I am a big fan of big and bold red wines. Some that pop out at me include Duxoup Charbono, Seghesio Old Vines Zinfandel, and Caymus Special Selection Cabernet. What is unique is that in a room full of 15 people, everyone will have a different taste for wine that they like. Each of our wines varies in taste and body. Some wines will be drier and lighter such as our Country Crabapple or a little sweeter and heavier like our Raspberry Wine (this wine will yell the word raspberry at you), Each one has their own special uniqueness and place on the dinner table either before dinner, during dinner, or after dinner. The best thing is that everyone finds a wine that they like. Makes a trip to the winery's tasting room a fun and exciting time.
I don't live in a state where you can ship to?
We receive many calls looking for our wine. From Utah to Vermont and from Maine to Oklahoma, people call looking to purchase our wine. While we cannot ship it directly to them, we refer them to their favorite wine retailer. The wine retailer is usually able to access our wines, if not, just call us. The one wine we receive the most calls on is our Dandelion Wine. Usually, someone is just finishing up the book "Dandelion Wine' by Ray Bradbury and wants to enjoy some Dandelion Wine.....something you usually can't find in your favorite bottle shop...so they call us. This is one of our most popular wines we ship via Internet orders.

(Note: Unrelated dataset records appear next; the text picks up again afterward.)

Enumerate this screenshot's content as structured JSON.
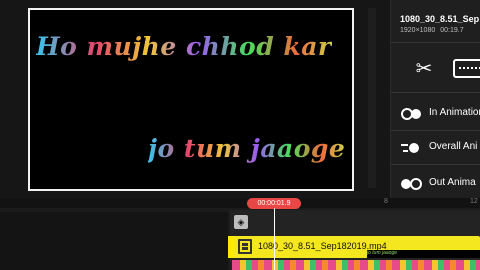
{
  "preview": {
    "caption_line1": "Ho mujhe chhod kar",
    "caption_line2": "jo tum jaaoge"
  },
  "clip_info": {
    "name": "1080_30_8.51_Sep",
    "resolution": "1920×1080",
    "duration": "00:19.7"
  },
  "tools": {
    "split_icon": "scissors-icon",
    "transform_icon": "transform-icon"
  },
  "animations": [
    {
      "label": "In Animation",
      "icon": "in-animation-icon"
    },
    {
      "label": "Overall Ani",
      "icon": "overall-animation-icon"
    },
    {
      "label": "Out Anima",
      "icon": "out-animation-icon"
    }
  ],
  "timeline": {
    "playhead_time": "00:00:01.9",
    "ruler_ticks": [
      "8",
      "12"
    ],
    "video_clip_name": "1080_30_8.51_Sep182019.mp4",
    "thumb_text": "jo tum jaaoge"
  },
  "colors": {
    "playhead_badge": "#e94646",
    "video_clip": "#f5e71f"
  }
}
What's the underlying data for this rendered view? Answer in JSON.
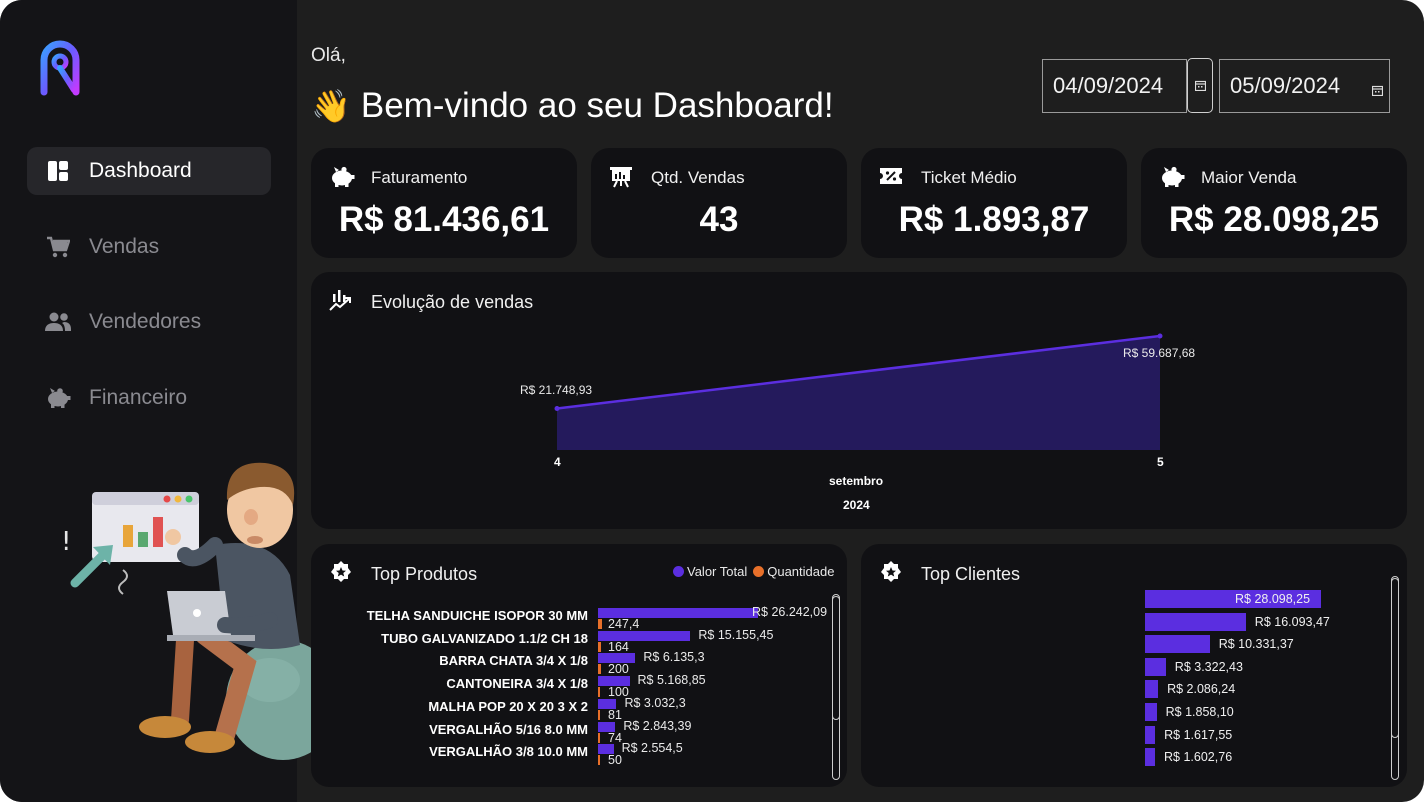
{
  "sidebar": {
    "logo_icon": "r-logo-icon",
    "items": [
      {
        "label": "Dashboard",
        "icon": "dashboard-icon",
        "active": true
      },
      {
        "label": "Vendas",
        "icon": "cart-icon"
      },
      {
        "label": "Vendedores",
        "icon": "people-icon"
      },
      {
        "label": "Financeiro",
        "icon": "piggy-bank-icon"
      }
    ]
  },
  "header": {
    "greeting": "Olá,",
    "wave_emoji": "👋",
    "welcome": "Bem-vindo ao seu Dashboard!"
  },
  "date_filter": {
    "start": "04/09/2024",
    "end": "05/09/2024"
  },
  "kpis": [
    {
      "label": "Faturamento",
      "value": "R$ 81.436,61",
      "icon": "piggy-bank-icon"
    },
    {
      "label": "Qtd. Vendas",
      "value": "43",
      "icon": "presentation-icon"
    },
    {
      "label": "Ticket Médio",
      "value": "R$ 1.893,87",
      "icon": "ticket-icon"
    },
    {
      "label": "Maior Venda",
      "value": "R$ 28.098,25",
      "icon": "piggy-bank-icon"
    }
  ],
  "evolution": {
    "title": "Evolução de vendas",
    "icon": "trend-icon",
    "month_label": "setembro",
    "year_label": "2024"
  },
  "top_produtos": {
    "title": "Top Produtos",
    "icon": "star-badge-icon",
    "legend_valor": "Valor Total",
    "legend_qtd": "Quantidade",
    "items": [
      {
        "name": "TELHA SANDUICHE ISOPOR 30 MM",
        "valor": 26242.09,
        "valor_label": "R$ 26.242,09",
        "qtd": 247.4,
        "qtd_label": "247,4"
      },
      {
        "name": "TUBO GALVANIZADO 1.1/2 CH 18",
        "valor": 15155.45,
        "valor_label": "R$ 15.155,45",
        "qtd": 164,
        "qtd_label": "164"
      },
      {
        "name": "BARRA CHATA 3/4 X 1/8",
        "valor": 6135.3,
        "valor_label": "R$ 6.135,3",
        "qtd": 200,
        "qtd_label": "200"
      },
      {
        "name": "CANTONEIRA 3/4 X 1/8",
        "valor": 5168.85,
        "valor_label": "R$ 5.168,85",
        "qtd": 100,
        "qtd_label": "100"
      },
      {
        "name": "MALHA POP 20 X 20 3 X 2",
        "valor": 3032.3,
        "valor_label": "R$ 3.032,3",
        "qtd": 81,
        "qtd_label": "81"
      },
      {
        "name": "VERGALHÃO 5/16 8.0 MM",
        "valor": 2843.39,
        "valor_label": "R$ 2.843,39",
        "qtd": 74,
        "qtd_label": "74"
      },
      {
        "name": "VERGALHÃO 3/8 10.0 MM",
        "valor": 2554.5,
        "valor_label": "R$ 2.554,5",
        "qtd": 50,
        "qtd_label": "50"
      }
    ]
  },
  "top_clientes": {
    "title": "Top Clientes",
    "icon": "star-badge-icon",
    "items": [
      {
        "value": 28098.25,
        "label": "R$ 28.098,25"
      },
      {
        "value": 16093.47,
        "label": "R$ 16.093,47"
      },
      {
        "value": 10331.37,
        "label": "R$ 10.331,37"
      },
      {
        "value": 3322.43,
        "label": "R$ 3.322,43"
      },
      {
        "value": 2086.24,
        "label": "R$ 2.086,24"
      },
      {
        "value": 1858.1,
        "label": "R$ 1.858,10"
      },
      {
        "value": 1617.55,
        "label": "R$ 1.617,55"
      },
      {
        "value": 1602.76,
        "label": "R$ 1.602,76"
      }
    ]
  },
  "chart_data": [
    {
      "type": "area",
      "title": "Evolução de vendas",
      "x": [
        4,
        5
      ],
      "x_tick_labels": [
        "4",
        "5"
      ],
      "xlabel": "setembro",
      "xlabel2": "2024",
      "series": [
        {
          "values": [
            21748.93,
            59687.68
          ]
        }
      ],
      "data_labels": [
        "R$ 21.748,93",
        "R$ 59.687,68"
      ],
      "color": "#5b2ee0"
    },
    {
      "type": "bar",
      "title": "Top Produtos",
      "categories": [
        "TELHA SANDUICHE ISOPOR 30 MM",
        "TUBO GALVANIZADO 1.1/2 CH 18",
        "BARRA CHATA 3/4 X 1/8",
        "CANTONEIRA 3/4 X 1/8",
        "MALHA POP 20 X 20 3 X 2",
        "VERGALHÃO 5/16 8.0 MM",
        "VERGALHÃO 3/8 10.0 MM"
      ],
      "series": [
        {
          "name": "Valor Total",
          "values": [
            26242.09,
            15155.45,
            6135.3,
            5168.85,
            3032.3,
            2843.39,
            2554.5
          ],
          "color": "#5b2ee0"
        },
        {
          "name": "Quantidade",
          "values": [
            247.4,
            164,
            200,
            100,
            81,
            74,
            50
          ],
          "color": "#e8702a"
        }
      ],
      "legend": "top-right"
    },
    {
      "type": "bar",
      "title": "Top Clientes",
      "series": [
        {
          "values": [
            28098.25,
            16093.47,
            10331.37,
            3322.43,
            2086.24,
            1858.1,
            1617.55,
            1602.76
          ],
          "color": "#5b2ee0"
        }
      ]
    }
  ]
}
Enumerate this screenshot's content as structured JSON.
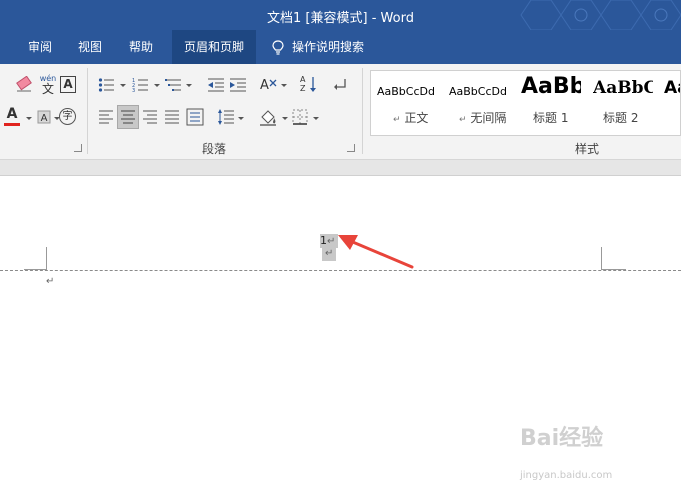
{
  "window": {
    "title": "文档1 [兼容模式]  -  Word"
  },
  "tabs": [
    {
      "label": "审阅",
      "active": false
    },
    {
      "label": "视图",
      "active": false
    },
    {
      "label": "帮助",
      "active": false
    },
    {
      "label": "页眉和页脚",
      "active": true
    }
  ],
  "tellme": {
    "label": "操作说明搜索",
    "icon": "lightbulb-icon"
  },
  "ribbon": {
    "font_group": {
      "icons": [
        "clear-format-icon",
        "phonetic-guide-icon",
        "character-border-icon",
        "font-color-icon",
        "highlight-icon",
        "enclose-characters-icon"
      ],
      "phonetic_text_top": "wén",
      "phonetic_text_bottom": "文",
      "border_letter": "A",
      "font_color_letter": "A",
      "enclose_char": "字",
      "font_color": "#e0231e"
    },
    "paragraph_group": {
      "label": "段落",
      "icons": [
        "bullets-icon",
        "numbering-icon",
        "multilevel-list-icon",
        "decrease-indent-icon",
        "increase-indent-icon",
        "chinese-layout-icon",
        "sort-icon",
        "show-marks-icon",
        "align-left-icon",
        "align-center-icon",
        "align-right-icon",
        "justify-icon",
        "distributed-icon",
        "line-spacing-icon",
        "shading-icon",
        "borders-icon"
      ],
      "sort_label_top": "A",
      "sort_label_bottom": "Z",
      "active_alignment": "center"
    },
    "styles_group": {
      "label": "样式",
      "items": [
        {
          "sample": "AaBbCcDd",
          "name": "正文",
          "marker": "↵"
        },
        {
          "sample": "AaBbCcDd",
          "name": "无间隔",
          "marker": "↵"
        },
        {
          "sample": "AaBb",
          "name": "标题 1",
          "marker": ""
        },
        {
          "sample": "AaBbC",
          "name": "标题 2",
          "marker": ""
        },
        {
          "sample": "Aa",
          "name": "",
          "marker": ""
        }
      ]
    }
  },
  "document": {
    "header_page_number": "1",
    "paragraph_mark": "↵",
    "arrow_color": "#e8443a"
  },
  "watermark": {
    "brand": "Bai经验",
    "url": "jingyan.baidu.com"
  }
}
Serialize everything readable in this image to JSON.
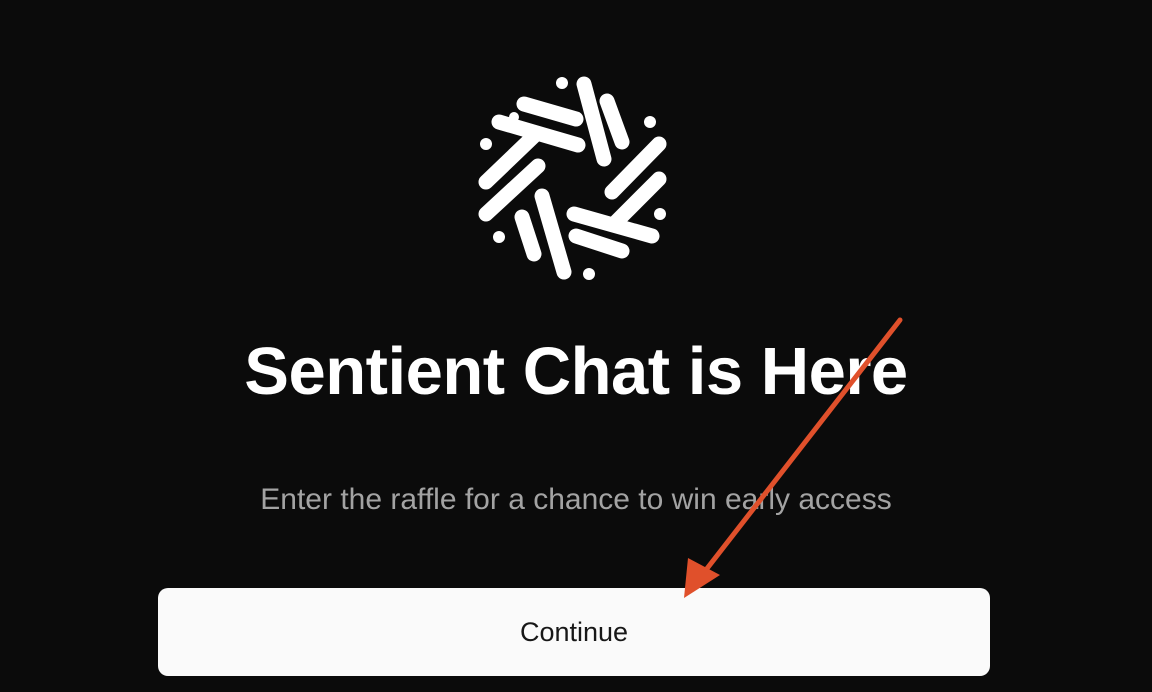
{
  "logo": {
    "icon": "sentient-logo-icon"
  },
  "hero": {
    "title": "Sentient Chat is Here",
    "subtitle": "Enter the raffle for a chance to win early access"
  },
  "actions": {
    "continue_label": "Continue"
  },
  "annotation": {
    "icon": "arrow-annotation-icon",
    "color": "#e0502b"
  },
  "colors": {
    "background": "#0b0b0b",
    "text_primary": "#ffffff",
    "text_secondary": "#a3a3a3",
    "button_bg": "#fafafa",
    "button_text": "#171717"
  }
}
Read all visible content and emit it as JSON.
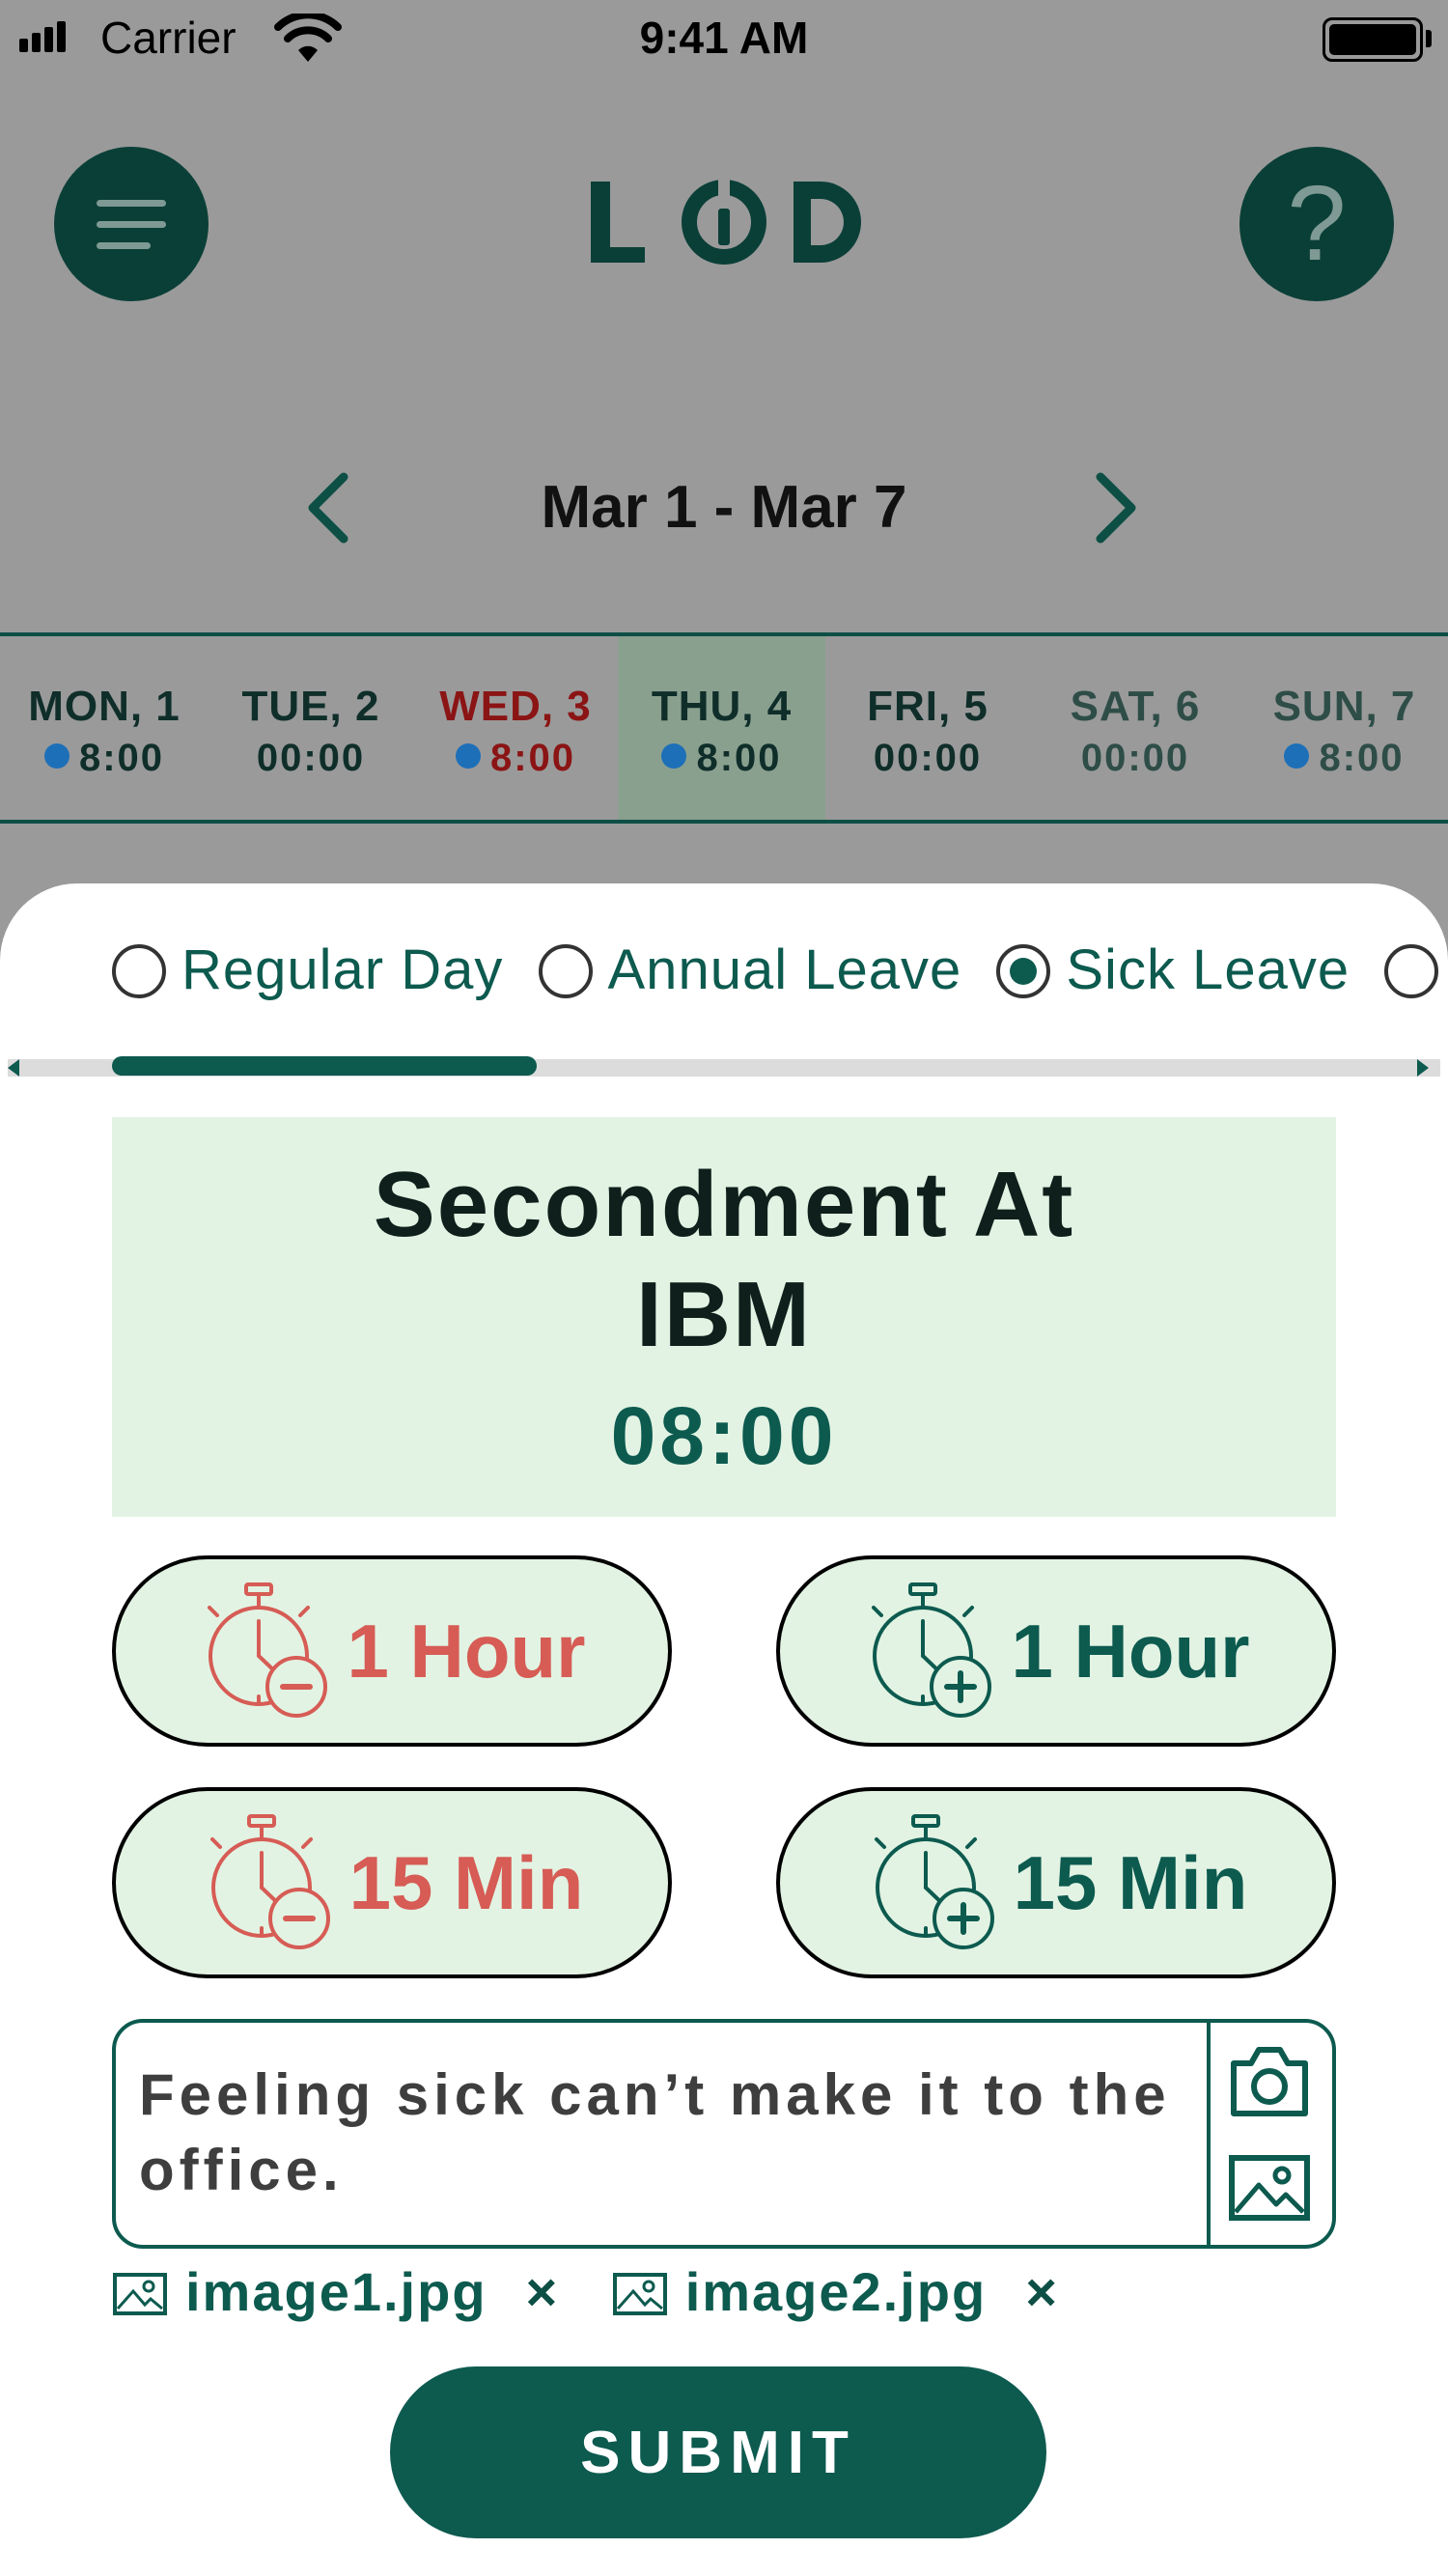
{
  "status_bar": {
    "carrier": "Carrier",
    "time": "9:41 AM"
  },
  "header": {
    "logo_text": "LOD",
    "help_label": "?"
  },
  "week": {
    "range": "Mar 1 - Mar 7"
  },
  "days": [
    {
      "name": "MON, 1",
      "hours": "8:00",
      "dot": true,
      "color": "#0f2e2a"
    },
    {
      "name": "TUE, 2",
      "hours": "00:00",
      "dot": false,
      "color": "#0f2e2a"
    },
    {
      "name": "WED, 3",
      "hours": "8:00",
      "dot": true,
      "color": "#8b1414"
    },
    {
      "name": "THU, 4",
      "hours": "8:00",
      "dot": true,
      "color": "#0f2e2a",
      "selected": true
    },
    {
      "name": "FRI, 5",
      "hours": "00:00",
      "dot": false,
      "color": "#0f2e2a"
    },
    {
      "name": "SAT, 6",
      "hours": "00:00",
      "dot": false,
      "color": "#2e4d47"
    },
    {
      "name": "SUN, 7",
      "hours": "8:00",
      "dot": true,
      "color": "#2e4d47"
    }
  ],
  "day_types": [
    {
      "label": "Regular Day",
      "selected": false
    },
    {
      "label": "Annual Leave",
      "selected": false
    },
    {
      "label": "Sick Leave",
      "selected": true
    }
  ],
  "project": {
    "line1": "Secondment At",
    "line2": "IBM",
    "hours": "08:00"
  },
  "adjust": {
    "minus_hour": "1 Hour",
    "plus_hour": "1 Hour",
    "minus_min": "15 Min",
    "plus_min": "15 Min"
  },
  "note": {
    "text": "Feeling sick can’t make it to the office."
  },
  "attachments": [
    "image1.jpg",
    "image2.jpg"
  ],
  "submit_label": "SUBMIT",
  "colors": {
    "brand": "#0d5a4f",
    "minus": "#d65c55",
    "card": "#e2f3e3",
    "weekend_dot": "#1d6fb8"
  }
}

How are fruit wines made?
Our wines take roughly 6 months to a year from start to in the bottle. When the wine is bottled, it is ready to enjoy. Our fruit comes in and then we wash it. . Apples are pressed before freezing. Only the juice is used in our apple wines. The apple fiber that is left after pressing goes to feed area cattle so no part of the thousands of pounds of apples that come into our winery go to waste. We ferment for 7-10 days in stainless steel custom built tanks and then we let our wines settle out in the same tanks. We currently have 12 tanks that each hold 280 gallons and are looking at making some more. We then bottle with a 4 bottle filler and then cork each bottle with a synthetic cork. The bottle is then labelled and then distributed throughout ND to around 100 stores as well about 60 stores in Minnesota and over the Internet to 30 + states.
How is Dandelion Wine made?
We use just the yellow flower of the dandelion in making of our wine. Many places cut corners by blending a few yellow flowers with grape juice or mango juice, not here. We average about 100 yellow flowers in each 1/2 bottle of Dandelion Wine we produce. This is by far our most popular wine across the states we can ship to. We recommend a slight chill to the wine and serve it with a tossed salad with light dressing or something on a lighter side. Our Dandelion Wine has a great herbal taste to it. It is semi-dry with a lot of earthy tones in it. Enjoy as the perfect conversational piece. Order Dandelion Wine here.
Maple River Dandelion Wine YouTube Video from 5-2011. Feel free to share with your wine friends.
Maple River Dandelion Wine fermenting after dandelions have been removed. Great fermentation going on.
last updated 2/10/2014
This site maintained by Greg Kempel
for Maple River Winery.